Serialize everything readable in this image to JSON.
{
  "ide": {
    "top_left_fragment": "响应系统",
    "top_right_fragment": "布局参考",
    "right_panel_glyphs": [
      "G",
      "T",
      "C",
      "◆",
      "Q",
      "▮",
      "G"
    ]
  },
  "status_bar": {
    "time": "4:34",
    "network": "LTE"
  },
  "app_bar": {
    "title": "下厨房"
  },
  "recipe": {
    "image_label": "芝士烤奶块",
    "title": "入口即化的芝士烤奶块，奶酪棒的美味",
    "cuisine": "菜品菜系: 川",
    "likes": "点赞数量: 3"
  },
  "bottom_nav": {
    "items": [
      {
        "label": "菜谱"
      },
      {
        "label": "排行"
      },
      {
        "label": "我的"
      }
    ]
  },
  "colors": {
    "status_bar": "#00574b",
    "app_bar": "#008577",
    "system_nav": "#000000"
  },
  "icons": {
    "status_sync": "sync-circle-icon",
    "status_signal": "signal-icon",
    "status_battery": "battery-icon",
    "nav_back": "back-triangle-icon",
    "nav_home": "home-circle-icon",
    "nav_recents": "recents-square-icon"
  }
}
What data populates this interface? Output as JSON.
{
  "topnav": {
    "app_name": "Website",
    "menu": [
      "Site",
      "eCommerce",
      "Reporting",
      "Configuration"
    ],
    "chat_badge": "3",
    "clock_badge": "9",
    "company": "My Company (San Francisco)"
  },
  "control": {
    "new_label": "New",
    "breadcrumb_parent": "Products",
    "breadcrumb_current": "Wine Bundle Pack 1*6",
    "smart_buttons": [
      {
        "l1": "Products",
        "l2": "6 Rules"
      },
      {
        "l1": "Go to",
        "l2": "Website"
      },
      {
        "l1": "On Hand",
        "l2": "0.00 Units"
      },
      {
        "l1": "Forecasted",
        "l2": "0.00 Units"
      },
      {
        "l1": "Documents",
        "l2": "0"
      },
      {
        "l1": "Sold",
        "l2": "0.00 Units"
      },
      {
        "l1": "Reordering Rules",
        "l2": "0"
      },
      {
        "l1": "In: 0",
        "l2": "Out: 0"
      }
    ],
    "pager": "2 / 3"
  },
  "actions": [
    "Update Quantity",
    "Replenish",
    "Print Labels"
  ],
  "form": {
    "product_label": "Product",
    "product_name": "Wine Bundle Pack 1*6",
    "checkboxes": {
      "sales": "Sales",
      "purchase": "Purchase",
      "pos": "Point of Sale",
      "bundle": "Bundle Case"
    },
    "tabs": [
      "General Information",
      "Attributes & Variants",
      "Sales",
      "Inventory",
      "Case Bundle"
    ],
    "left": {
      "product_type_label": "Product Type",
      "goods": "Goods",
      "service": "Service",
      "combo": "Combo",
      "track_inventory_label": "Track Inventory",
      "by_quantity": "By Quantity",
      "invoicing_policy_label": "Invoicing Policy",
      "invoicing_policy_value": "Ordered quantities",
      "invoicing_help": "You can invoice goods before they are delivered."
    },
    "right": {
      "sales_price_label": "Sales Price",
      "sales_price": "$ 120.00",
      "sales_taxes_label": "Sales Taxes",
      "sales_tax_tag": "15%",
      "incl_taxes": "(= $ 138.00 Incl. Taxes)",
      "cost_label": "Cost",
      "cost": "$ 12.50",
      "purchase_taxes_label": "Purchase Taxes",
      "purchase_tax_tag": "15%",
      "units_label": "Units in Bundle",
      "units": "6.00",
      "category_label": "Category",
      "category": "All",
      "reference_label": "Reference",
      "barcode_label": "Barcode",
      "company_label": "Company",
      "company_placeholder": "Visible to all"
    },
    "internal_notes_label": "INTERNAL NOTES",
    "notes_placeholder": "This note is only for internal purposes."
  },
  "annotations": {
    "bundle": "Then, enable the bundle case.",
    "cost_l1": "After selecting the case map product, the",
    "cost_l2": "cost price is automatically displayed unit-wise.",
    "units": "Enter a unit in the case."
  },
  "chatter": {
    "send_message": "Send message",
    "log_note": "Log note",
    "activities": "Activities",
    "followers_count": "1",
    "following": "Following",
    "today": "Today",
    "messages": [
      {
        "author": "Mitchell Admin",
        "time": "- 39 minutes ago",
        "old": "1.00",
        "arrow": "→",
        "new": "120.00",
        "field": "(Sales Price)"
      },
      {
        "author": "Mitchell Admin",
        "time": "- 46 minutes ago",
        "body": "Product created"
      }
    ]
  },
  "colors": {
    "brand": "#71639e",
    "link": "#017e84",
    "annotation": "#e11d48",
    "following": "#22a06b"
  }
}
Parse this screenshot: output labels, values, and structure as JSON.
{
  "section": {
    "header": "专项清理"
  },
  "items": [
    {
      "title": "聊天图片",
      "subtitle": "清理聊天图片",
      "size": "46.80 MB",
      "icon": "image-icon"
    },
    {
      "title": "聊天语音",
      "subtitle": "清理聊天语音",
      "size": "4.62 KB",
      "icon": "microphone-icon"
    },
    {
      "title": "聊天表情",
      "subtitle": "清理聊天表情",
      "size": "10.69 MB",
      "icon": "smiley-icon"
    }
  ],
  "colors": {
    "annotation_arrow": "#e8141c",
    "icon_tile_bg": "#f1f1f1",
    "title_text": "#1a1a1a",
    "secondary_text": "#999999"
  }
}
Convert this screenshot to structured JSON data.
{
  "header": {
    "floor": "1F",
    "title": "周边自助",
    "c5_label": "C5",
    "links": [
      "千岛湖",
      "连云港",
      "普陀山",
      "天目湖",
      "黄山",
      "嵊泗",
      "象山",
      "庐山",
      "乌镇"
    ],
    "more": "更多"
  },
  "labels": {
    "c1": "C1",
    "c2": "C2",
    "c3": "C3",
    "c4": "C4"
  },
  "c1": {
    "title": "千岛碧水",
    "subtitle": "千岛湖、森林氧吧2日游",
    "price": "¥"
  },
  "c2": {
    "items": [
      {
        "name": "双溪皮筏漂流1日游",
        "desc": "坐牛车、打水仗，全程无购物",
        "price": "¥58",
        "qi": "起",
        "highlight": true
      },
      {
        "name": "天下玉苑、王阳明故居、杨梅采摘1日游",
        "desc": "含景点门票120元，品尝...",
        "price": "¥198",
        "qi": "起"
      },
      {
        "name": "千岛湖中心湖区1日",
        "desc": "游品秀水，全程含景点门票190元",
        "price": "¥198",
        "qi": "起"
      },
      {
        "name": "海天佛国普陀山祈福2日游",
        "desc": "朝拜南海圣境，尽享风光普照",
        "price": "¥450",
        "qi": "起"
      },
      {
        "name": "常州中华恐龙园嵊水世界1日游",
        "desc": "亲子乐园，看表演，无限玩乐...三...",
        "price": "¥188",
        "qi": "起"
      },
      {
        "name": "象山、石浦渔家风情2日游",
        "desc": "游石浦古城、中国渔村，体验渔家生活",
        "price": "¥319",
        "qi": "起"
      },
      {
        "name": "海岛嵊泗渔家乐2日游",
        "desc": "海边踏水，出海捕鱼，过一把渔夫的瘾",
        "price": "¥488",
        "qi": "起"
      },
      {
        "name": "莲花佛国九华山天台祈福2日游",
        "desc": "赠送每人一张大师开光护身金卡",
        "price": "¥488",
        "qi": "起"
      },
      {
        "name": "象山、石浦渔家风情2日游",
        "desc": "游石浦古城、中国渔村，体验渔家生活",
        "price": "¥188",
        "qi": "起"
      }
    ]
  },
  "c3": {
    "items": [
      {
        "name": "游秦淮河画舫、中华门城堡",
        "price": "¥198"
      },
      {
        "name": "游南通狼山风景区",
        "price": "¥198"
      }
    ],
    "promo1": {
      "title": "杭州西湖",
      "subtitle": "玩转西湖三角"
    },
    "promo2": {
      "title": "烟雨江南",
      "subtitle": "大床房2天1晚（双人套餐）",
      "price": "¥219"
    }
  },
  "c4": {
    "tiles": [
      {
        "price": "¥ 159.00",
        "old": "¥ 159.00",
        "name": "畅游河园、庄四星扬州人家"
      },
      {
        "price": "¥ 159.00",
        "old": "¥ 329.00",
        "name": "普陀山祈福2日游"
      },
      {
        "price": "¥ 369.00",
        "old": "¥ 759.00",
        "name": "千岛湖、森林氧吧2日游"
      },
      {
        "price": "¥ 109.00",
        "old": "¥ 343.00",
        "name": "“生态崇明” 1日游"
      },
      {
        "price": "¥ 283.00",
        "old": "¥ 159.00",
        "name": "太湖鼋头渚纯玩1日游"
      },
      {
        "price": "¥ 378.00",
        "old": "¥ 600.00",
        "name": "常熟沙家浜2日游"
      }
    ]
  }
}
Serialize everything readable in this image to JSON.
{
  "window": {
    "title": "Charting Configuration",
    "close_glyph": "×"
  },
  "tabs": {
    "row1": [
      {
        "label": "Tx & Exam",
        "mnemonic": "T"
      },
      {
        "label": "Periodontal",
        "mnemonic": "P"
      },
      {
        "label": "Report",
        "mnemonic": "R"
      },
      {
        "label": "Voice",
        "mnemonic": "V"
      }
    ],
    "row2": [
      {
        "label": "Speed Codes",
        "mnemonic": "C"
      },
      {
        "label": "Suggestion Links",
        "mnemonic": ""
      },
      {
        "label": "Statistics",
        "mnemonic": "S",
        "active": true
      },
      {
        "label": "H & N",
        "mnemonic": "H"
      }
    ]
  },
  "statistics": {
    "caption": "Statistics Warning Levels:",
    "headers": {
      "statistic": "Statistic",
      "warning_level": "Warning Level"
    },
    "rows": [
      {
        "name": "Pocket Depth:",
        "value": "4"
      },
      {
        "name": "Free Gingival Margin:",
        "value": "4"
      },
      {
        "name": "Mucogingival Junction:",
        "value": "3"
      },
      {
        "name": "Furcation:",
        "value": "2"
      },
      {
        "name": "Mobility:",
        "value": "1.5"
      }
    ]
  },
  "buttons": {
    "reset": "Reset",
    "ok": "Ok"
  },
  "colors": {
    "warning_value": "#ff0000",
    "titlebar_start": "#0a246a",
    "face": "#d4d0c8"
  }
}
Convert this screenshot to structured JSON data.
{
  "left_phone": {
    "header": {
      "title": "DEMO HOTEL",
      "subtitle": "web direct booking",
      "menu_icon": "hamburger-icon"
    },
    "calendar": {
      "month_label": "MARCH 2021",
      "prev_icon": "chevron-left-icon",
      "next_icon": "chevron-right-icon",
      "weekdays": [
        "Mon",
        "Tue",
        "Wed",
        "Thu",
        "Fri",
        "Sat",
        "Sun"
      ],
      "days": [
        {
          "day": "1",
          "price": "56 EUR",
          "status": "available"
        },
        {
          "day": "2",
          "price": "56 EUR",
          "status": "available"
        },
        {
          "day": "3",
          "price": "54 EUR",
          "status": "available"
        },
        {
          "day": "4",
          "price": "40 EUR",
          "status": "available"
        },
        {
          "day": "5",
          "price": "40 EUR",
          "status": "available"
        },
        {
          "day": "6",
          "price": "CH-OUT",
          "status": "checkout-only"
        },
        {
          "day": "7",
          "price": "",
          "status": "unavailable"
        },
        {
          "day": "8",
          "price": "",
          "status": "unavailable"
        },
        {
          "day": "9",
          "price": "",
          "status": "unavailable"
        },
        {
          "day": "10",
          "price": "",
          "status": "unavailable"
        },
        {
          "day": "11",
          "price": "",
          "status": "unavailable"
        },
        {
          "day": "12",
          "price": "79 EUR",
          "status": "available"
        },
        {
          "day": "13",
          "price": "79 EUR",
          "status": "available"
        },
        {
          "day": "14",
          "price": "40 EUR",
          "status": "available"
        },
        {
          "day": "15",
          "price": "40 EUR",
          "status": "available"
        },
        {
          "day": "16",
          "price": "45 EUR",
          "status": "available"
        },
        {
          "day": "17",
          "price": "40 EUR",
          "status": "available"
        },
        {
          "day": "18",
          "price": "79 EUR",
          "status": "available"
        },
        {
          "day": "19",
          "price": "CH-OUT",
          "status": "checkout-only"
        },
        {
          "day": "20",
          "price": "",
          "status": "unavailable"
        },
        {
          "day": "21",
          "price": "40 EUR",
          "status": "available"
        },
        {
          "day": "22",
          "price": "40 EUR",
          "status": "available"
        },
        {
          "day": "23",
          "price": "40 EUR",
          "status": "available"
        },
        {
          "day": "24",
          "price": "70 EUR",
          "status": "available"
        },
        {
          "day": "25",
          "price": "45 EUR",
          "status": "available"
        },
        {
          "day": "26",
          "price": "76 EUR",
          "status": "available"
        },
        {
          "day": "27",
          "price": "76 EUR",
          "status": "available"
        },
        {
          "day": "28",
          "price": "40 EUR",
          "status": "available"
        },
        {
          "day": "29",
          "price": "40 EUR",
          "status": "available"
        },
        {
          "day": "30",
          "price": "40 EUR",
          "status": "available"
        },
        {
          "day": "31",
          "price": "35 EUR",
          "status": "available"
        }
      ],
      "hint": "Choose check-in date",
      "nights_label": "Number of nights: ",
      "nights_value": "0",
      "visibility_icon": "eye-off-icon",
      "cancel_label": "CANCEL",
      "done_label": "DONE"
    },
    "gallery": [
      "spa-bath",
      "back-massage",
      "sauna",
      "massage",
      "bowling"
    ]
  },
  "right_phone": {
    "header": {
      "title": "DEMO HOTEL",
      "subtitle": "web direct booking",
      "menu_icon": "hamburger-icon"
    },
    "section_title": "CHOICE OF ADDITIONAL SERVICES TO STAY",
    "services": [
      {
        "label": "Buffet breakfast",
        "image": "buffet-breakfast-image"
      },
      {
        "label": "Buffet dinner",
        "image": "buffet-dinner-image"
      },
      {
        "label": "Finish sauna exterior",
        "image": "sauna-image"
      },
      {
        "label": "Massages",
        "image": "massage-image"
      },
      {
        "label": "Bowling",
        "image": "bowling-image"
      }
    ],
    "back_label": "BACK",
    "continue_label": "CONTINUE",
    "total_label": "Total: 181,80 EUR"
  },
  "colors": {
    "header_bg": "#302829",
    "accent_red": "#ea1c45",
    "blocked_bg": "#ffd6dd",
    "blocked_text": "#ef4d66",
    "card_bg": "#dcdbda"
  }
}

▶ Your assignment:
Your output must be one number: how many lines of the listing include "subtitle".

▶ Worked solution:
8